EXERCISE GOAL:
Which lines of the data below hold "factor"? Copy each of them.

##### INPUT FOR THIS TASK

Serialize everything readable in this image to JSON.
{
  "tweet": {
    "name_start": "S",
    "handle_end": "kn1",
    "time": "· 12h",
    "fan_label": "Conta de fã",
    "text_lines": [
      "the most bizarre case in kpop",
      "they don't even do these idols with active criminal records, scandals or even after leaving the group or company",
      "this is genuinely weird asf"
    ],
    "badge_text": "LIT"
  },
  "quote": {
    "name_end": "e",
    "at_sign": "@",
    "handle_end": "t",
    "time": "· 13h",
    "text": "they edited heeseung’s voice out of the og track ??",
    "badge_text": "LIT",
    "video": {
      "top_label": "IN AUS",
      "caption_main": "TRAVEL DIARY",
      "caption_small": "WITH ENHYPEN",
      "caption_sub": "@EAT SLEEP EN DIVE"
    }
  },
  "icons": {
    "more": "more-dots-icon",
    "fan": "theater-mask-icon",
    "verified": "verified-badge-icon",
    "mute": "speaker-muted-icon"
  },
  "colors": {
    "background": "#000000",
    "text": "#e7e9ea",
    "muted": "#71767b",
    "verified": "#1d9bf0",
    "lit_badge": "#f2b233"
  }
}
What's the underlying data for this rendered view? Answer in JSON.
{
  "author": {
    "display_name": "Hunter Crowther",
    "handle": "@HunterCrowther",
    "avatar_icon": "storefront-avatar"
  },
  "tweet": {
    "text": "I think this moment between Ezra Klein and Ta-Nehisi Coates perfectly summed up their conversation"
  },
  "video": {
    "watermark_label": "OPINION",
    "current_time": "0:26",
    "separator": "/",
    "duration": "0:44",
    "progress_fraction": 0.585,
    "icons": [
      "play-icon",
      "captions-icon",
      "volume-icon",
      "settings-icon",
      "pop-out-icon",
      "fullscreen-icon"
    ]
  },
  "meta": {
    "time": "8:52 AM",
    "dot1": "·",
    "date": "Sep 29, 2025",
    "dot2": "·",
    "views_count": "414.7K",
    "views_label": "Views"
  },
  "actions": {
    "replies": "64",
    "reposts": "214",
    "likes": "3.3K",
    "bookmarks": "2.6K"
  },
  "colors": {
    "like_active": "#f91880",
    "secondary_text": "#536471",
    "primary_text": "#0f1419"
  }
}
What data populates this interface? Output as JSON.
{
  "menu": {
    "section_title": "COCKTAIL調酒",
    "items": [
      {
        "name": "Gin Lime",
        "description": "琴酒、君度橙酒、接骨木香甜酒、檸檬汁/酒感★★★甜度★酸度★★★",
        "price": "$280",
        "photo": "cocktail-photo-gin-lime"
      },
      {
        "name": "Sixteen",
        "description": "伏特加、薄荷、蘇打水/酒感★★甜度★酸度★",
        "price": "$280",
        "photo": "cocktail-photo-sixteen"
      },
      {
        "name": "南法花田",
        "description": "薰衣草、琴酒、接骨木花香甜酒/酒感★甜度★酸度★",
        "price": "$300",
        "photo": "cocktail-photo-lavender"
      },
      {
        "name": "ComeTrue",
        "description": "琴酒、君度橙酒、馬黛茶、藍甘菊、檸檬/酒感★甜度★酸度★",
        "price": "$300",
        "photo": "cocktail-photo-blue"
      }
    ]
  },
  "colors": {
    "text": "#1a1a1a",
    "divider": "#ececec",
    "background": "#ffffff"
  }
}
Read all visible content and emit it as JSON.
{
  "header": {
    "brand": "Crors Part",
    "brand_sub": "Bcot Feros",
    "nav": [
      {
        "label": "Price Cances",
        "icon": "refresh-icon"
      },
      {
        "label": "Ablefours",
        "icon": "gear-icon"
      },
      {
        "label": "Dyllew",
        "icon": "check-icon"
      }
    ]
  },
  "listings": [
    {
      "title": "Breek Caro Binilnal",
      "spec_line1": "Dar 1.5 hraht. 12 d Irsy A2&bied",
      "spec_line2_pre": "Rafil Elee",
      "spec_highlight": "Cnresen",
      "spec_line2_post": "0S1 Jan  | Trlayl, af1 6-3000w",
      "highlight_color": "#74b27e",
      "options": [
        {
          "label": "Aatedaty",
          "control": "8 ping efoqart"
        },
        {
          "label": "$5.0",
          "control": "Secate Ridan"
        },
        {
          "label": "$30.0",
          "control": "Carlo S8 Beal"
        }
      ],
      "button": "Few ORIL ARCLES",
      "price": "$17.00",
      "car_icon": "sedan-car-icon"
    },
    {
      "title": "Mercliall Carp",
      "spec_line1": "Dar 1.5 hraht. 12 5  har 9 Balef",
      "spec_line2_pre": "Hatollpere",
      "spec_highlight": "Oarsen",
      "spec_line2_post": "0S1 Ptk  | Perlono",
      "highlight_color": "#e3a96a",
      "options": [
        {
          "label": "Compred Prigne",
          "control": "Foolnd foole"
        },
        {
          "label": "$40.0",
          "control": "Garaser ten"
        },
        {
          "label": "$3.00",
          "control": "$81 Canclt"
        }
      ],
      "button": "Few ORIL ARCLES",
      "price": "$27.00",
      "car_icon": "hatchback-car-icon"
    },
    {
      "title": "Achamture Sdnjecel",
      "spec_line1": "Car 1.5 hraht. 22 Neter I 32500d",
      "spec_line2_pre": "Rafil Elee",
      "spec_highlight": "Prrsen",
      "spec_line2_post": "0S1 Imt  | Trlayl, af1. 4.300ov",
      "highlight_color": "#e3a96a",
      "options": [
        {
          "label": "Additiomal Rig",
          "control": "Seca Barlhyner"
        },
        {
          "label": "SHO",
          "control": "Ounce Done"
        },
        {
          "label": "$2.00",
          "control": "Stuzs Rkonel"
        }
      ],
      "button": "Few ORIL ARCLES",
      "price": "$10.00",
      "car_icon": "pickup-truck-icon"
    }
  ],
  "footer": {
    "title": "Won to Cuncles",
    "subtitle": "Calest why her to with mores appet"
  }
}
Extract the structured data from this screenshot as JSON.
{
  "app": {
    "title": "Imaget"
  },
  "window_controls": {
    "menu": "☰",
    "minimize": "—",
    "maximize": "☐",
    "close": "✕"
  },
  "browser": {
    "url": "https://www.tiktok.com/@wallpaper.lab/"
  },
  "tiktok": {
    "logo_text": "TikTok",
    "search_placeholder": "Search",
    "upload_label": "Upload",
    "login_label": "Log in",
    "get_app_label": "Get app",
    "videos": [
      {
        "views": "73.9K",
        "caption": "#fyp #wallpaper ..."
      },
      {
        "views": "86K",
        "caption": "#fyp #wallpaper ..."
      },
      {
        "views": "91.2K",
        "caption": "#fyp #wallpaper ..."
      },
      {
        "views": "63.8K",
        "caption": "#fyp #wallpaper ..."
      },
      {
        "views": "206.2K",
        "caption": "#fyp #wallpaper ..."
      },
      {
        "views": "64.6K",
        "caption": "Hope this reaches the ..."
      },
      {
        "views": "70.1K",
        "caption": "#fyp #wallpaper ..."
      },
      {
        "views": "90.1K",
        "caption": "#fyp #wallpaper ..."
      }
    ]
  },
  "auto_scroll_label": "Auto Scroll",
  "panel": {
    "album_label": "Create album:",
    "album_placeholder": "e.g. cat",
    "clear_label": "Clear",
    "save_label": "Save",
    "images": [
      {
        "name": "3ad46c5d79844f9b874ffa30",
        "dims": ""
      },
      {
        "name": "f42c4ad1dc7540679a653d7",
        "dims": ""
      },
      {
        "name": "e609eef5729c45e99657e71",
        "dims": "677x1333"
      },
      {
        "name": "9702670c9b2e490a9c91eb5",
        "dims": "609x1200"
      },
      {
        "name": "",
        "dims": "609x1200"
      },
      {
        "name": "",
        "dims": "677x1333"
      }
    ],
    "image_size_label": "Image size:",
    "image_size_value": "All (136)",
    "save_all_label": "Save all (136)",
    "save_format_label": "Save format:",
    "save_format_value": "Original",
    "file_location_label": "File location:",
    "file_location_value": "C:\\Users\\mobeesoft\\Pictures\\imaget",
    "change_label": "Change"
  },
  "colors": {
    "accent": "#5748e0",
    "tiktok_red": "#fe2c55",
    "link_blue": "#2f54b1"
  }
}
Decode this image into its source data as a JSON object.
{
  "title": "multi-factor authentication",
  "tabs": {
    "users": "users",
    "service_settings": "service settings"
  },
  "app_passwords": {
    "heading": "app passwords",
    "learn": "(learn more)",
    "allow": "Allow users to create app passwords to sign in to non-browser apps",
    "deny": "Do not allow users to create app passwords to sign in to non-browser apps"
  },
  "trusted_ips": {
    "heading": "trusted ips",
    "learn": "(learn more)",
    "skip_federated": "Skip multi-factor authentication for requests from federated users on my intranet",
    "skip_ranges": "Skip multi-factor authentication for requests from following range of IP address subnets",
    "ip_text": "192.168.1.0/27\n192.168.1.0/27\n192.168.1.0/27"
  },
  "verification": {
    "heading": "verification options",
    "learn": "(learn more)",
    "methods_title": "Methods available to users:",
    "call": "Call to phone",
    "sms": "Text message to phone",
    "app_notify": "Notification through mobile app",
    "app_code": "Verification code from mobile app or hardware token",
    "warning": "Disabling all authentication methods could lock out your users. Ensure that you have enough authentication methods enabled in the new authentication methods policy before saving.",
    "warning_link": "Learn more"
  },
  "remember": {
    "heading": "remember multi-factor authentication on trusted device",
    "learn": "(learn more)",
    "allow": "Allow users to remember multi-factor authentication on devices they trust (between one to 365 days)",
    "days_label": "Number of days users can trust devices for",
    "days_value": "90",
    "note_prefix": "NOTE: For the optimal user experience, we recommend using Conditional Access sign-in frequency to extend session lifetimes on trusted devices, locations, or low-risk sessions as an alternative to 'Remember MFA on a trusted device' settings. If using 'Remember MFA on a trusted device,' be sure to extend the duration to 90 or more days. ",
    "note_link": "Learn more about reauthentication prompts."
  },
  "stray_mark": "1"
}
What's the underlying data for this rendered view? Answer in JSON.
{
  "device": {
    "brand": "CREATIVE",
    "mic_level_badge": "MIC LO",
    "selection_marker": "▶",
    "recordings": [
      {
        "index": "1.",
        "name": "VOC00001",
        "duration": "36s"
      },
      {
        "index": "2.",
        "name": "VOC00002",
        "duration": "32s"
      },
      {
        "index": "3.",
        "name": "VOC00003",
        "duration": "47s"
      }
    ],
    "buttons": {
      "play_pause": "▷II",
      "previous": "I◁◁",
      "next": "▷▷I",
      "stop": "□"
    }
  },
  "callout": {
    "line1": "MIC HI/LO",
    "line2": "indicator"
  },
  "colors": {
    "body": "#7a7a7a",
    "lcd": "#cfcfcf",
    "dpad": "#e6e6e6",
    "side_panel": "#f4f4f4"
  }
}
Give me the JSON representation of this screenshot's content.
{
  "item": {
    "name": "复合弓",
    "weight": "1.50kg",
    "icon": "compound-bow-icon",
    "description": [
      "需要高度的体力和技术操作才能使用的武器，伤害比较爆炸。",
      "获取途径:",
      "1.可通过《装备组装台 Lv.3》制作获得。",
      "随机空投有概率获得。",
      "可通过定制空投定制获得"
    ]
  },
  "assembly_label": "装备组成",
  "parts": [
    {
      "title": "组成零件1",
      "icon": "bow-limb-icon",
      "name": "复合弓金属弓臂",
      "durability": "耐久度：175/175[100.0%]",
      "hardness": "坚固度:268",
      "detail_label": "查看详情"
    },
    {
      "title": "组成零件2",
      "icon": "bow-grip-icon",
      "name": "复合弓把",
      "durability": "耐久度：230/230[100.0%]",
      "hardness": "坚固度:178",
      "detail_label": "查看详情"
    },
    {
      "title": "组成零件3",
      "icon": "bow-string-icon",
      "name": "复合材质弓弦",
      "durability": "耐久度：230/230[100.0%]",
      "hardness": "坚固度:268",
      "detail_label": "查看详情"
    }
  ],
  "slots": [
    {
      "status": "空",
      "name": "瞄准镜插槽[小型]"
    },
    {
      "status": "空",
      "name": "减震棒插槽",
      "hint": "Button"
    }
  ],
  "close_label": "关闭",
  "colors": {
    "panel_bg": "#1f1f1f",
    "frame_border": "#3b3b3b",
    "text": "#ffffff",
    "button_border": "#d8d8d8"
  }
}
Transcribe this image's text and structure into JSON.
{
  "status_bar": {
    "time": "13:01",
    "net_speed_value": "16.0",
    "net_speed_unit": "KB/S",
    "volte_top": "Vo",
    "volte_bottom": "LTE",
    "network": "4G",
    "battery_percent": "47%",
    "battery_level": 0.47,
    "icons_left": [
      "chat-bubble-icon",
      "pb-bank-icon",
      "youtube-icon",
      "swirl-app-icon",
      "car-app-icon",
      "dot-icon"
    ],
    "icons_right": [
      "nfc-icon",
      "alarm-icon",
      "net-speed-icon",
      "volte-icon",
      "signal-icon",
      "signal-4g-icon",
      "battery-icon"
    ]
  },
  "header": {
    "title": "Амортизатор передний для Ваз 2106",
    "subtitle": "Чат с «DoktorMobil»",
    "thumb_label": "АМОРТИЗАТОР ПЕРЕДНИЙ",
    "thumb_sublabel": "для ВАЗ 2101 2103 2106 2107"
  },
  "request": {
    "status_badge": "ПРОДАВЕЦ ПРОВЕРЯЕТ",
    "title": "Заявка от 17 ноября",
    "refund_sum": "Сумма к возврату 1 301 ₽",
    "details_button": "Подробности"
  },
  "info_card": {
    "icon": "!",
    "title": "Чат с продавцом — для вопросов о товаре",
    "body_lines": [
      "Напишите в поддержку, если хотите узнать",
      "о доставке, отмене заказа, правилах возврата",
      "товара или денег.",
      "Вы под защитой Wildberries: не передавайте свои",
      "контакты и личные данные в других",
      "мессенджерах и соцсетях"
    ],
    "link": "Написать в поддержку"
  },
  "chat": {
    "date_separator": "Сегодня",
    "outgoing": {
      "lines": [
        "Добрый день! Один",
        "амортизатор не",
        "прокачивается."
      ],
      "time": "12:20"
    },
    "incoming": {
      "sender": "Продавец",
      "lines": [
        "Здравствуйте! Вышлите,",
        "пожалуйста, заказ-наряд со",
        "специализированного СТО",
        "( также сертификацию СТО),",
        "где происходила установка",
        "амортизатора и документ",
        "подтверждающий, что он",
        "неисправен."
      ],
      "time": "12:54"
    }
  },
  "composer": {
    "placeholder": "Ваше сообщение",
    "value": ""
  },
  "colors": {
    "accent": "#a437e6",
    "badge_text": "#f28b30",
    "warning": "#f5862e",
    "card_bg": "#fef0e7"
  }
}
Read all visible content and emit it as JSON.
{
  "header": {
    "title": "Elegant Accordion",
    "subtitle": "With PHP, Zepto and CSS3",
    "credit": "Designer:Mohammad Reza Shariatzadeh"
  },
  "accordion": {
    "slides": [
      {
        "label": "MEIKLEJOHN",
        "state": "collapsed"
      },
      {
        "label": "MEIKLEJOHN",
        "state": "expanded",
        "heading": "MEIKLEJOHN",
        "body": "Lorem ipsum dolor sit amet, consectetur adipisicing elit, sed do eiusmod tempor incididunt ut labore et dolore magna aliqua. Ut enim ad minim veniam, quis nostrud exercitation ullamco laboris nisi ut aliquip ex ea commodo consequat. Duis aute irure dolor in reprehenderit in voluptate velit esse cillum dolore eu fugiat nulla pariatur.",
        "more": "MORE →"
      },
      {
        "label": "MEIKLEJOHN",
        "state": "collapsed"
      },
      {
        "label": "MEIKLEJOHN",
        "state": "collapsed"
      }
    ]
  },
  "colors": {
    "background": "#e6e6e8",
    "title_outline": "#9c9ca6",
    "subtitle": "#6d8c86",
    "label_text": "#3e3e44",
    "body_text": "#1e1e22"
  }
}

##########

OUTPUT FOR THIS TASK:
  "title": "multi-factor authentication",
    "skip_federated": "Skip multi-factor authentication for requests from federated users on my intranet",
    "skip_ranges": "Skip multi-factor authentication for requests from following range of IP address subnets",
    "heading": "remember multi-factor authentication on trusted device",
    "allow": "Allow users to remember multi-factor authentication on devices they trust (between one to 365 days)",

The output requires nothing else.